Consequences of a Criminal Conviction on Immigration Status
If you have ever been arrested, charged, or convicted of, or in any way suspected of criminal activity, you should consult with a Michigan criminal attorney.
The indirect immigration consequences of criminal activity are a complex area of law.
Anyone who is not a U.S. Citizen may be deported or declared inadmissible for past criminal conduct. If you are not a lawful permanent resident and are convicted of a removable offense, you may be removed from the United States. You will want to consult with a Michigan criminal attorney to discuss which offenses could result in potential removal from the United States, the immigration consequences of criminal convictions, and what can be done to minimize any immigration-related consequences.
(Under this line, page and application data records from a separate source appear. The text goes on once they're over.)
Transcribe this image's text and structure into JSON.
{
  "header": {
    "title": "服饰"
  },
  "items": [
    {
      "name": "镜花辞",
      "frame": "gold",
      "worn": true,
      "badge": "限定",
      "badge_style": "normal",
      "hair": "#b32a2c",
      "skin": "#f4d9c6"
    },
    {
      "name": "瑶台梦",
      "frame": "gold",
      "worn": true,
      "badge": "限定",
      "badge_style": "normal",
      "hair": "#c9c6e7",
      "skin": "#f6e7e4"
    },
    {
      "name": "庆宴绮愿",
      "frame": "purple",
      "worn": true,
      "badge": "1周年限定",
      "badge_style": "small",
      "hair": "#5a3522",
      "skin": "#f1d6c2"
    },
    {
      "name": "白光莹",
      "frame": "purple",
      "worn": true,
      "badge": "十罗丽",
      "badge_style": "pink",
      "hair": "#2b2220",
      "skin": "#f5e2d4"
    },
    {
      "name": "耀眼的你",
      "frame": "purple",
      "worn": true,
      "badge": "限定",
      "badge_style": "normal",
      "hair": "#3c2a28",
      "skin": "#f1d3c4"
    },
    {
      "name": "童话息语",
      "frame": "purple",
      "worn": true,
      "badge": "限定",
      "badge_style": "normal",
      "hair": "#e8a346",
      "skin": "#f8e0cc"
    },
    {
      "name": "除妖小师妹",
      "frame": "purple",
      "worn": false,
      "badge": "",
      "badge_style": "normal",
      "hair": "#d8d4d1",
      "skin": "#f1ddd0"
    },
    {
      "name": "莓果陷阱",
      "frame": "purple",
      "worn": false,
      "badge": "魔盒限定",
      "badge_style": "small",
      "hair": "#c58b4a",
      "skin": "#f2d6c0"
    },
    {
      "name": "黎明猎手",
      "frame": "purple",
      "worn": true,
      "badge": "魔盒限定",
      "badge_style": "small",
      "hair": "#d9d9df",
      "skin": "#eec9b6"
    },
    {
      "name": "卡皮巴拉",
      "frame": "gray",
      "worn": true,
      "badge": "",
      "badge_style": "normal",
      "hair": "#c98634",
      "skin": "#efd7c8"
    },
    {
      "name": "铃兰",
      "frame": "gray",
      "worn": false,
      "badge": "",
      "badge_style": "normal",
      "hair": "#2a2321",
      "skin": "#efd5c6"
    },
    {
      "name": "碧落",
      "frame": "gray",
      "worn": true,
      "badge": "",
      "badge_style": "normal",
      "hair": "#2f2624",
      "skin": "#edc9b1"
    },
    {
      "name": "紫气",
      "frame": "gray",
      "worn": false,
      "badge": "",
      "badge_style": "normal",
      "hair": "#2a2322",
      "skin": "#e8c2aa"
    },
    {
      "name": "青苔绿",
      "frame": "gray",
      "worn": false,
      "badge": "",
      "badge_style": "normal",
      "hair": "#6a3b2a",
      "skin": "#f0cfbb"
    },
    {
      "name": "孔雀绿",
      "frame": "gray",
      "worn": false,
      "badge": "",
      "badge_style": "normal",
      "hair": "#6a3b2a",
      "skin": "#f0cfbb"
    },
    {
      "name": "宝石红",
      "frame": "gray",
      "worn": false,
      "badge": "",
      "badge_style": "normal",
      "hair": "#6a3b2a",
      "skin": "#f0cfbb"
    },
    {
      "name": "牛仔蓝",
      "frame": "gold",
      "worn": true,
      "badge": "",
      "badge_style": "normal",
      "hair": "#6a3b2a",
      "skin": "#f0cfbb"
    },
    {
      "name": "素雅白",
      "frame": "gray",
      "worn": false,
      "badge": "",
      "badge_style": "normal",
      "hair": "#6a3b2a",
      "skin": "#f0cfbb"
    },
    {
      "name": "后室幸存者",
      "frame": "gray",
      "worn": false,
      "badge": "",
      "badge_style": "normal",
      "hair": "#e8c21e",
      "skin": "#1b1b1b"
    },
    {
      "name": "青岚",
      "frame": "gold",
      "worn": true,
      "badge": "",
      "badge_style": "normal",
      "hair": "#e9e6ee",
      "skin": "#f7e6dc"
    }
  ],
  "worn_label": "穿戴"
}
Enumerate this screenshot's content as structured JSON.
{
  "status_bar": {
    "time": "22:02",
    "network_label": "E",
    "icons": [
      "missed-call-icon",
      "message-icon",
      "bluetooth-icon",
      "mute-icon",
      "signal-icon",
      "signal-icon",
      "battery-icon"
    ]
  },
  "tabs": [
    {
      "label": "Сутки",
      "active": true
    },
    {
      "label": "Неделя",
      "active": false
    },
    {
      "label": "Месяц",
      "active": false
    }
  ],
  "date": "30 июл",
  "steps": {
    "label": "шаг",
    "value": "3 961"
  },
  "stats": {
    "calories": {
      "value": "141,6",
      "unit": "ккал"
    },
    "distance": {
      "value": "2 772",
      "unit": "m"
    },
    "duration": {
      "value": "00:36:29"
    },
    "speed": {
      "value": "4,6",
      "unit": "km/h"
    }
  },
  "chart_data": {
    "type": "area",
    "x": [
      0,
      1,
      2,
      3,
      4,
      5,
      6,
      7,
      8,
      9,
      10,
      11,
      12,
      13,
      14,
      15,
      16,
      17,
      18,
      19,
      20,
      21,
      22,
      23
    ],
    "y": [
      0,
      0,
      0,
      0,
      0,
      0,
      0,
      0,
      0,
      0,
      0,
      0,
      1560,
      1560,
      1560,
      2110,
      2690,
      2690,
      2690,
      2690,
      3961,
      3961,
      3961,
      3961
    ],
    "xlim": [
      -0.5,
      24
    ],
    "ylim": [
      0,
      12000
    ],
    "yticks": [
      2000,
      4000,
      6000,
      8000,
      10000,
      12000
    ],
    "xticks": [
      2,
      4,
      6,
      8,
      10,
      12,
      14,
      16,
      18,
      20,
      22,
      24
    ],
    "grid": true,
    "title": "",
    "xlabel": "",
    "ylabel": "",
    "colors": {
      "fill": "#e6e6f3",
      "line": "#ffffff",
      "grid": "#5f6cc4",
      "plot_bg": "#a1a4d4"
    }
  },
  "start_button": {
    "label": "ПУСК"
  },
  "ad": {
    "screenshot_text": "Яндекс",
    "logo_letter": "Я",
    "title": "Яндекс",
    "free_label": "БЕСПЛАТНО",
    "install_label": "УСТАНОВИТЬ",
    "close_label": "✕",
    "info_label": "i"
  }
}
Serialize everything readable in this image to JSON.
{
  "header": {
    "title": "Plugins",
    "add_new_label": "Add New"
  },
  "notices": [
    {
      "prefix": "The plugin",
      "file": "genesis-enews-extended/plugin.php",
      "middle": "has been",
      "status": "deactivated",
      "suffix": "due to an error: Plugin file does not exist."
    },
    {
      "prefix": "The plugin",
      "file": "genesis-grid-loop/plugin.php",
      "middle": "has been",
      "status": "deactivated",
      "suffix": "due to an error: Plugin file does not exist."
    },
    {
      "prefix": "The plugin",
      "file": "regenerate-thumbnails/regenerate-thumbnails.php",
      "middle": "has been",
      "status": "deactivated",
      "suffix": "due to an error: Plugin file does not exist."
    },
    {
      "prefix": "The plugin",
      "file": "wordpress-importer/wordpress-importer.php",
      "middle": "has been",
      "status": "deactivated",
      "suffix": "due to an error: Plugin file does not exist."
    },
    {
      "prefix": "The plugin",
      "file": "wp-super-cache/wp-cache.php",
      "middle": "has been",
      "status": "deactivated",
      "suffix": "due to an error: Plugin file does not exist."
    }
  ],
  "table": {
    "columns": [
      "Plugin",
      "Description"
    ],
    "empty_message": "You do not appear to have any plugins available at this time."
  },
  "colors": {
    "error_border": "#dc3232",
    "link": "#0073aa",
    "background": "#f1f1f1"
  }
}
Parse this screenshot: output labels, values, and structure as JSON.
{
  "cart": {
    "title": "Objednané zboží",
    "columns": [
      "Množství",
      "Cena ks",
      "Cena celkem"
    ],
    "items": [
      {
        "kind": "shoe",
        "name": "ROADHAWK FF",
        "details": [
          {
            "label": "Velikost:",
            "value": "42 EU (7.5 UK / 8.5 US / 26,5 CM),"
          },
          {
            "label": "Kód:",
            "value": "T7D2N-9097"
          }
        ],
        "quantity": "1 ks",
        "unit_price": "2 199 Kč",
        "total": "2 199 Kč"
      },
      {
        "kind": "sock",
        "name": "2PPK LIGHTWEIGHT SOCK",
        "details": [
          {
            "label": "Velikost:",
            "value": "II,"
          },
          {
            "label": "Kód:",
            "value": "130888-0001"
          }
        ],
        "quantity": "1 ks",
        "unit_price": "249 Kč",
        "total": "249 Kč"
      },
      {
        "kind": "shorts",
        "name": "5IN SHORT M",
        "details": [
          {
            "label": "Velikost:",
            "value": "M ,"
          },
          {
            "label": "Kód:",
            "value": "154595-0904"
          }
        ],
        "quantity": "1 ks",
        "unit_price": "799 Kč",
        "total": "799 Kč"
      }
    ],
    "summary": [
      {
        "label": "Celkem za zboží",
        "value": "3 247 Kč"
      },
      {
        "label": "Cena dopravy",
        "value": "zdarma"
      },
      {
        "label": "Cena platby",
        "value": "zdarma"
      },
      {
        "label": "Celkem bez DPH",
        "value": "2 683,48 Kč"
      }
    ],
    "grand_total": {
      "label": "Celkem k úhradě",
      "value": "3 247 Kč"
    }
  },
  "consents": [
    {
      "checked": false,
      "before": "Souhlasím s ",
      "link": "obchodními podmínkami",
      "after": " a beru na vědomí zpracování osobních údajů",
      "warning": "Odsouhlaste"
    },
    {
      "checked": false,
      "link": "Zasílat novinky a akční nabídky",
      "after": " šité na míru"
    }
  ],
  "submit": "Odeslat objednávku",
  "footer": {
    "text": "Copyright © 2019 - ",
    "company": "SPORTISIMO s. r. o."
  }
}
The criminal grounds of inadmissibility or deportability may apply to both criminal convictions and criminal activity that did not result in a conviction. A conviction may include a plea of nolo contendere, mere admission to facts sufficient to support a finding of guilt, or any punishment, penalty, or restraint on liberty imposed by a judge. To render a noncitizen inadmissible or deportable, the conviction must be “final.”
Deportability v. Inadmissibility
The grounds of deportability differ from those of inadmissibility. Deportability requires that the noncitizen is convicted of the crime. There is an order by a judge or jury, a plea of guilt or nolo contendere, or the alien admitted to facts sufficient to warrant a finding of guilt. Such a finding also requires that some form of punishment be imposed. An experienced Michigan criminal attorney will be able to assist you with issues of either deportation or inadmissibility. A “conviction” for criminal record purposes is different than a “conviction” for immigration purposes. A defense lawyer’s skill and knowledge of the immigration consequences of criminal convictions can be essential in avoiding deportation or inadmissibility.
What is a conviction under immigration law? Is it different than under criminal law?
A “conviction” for immigration purposes is an admission or lack of denial (no contest plea) on the record of facts that constitute a crime. It does not matter under immigration law that a “conviction” was not entered on the defendant’s criminal history. Plea of guilty or no contest under advisement or delayed sentences is still a “conviction” under immigration law. Criminal convictions have the same effect for purposes of both inadmissibility and deportability. Certain crimes will always render a noncitizen deportable but may not render someone inadmissible. However, some drug trafficking offenses, prostitution crimes, crimes of moral turpitude, and some other offenses may render a noncitizen inadmissible but may not make them deportable.
What is a crime of moral turpitude?
Moral turpitude is one of the most complex concepts in immigration law. There is no clear definition of moral turpitude. However, many courts have attempted to create one, using phrases such as “an act of baseness,” “conduct that is considered contrary to community standards of justice, honesty or good morals,” “depravity,” or “vileness.” While there is no set definition, it is clear that the moral turpitude involved must be part of the essence of the offense. A crime involving moral turpitude need not have resulted in a conviction for it to render a person inadmissible. Admitting to an act with the elements of a crime involving moral turpitude is sufficient to bar entry.
Where an actual conviction occurred, the only issue is whether the offense was a crime involving moral turpitude, such as domestic violence or domestic assault. Where there is only an admission, several other steps are required. First, it must be clear that the crime the alien admitted to could have been criminally prosecuted in the place where it occurred. Second, the immigrant must fully understand the elements of the crime to which they have admitted. Third, while the immigrant needs to say that he/she is guilty of an offense, he/she does need to admit to all of the essential elements of the offense. Fourth, the admission must be voluntary. The immigration consequences of criminal convictions involving moral turpitude can be difficult to understand without an expert assisting you in court.
A Criminal Defense Lawyer can help a non-US Citizen.
Anyone who is not a U.S. Citizen may be deported or declared inadmissible for past criminal conduct. If you are not a lawful permanent resident and you are convicted of a removable offense, you likely will be removed, and the need for hiring a criminal defense specialist is critical. For Lawful Permanent Residents, there is some hope even if you are convicted of a removable offense because the law provides for Cancellation of Removal under certain circumstances. The lawyers with LEWIS & DICKSTEIN, P.L.L.C. have vast experience in helping those individuals who are not United States Citizens through the criminal defense process, and doing whatever is necessary to achieve a resolution will result in the least possible immigration consequences. Because the immigration consequences of criminal convictions can be devastating to a client and their family, we understand that everything possible must be done to get charges dismissed, if possible.
Experienced Criminal Defense Lawyers Who Can Help You
Call one of the Michigan criminal attorneys at LEWIS & DICKSTEIN, P.L.L.C. today. We will take the time to speak with you, answer your questions, and address your concerns regarding the immigration consequences of criminal convictions. Together, we will develop a winning strategy. Don’t delay seeking help if you are at the risk of being deported or concerned that your immigration status will be at risk.
Call us today at (248) 263-6800 for a free consultation or complete a Request for Assistance Form. We will contact you promptly and find a way to help you.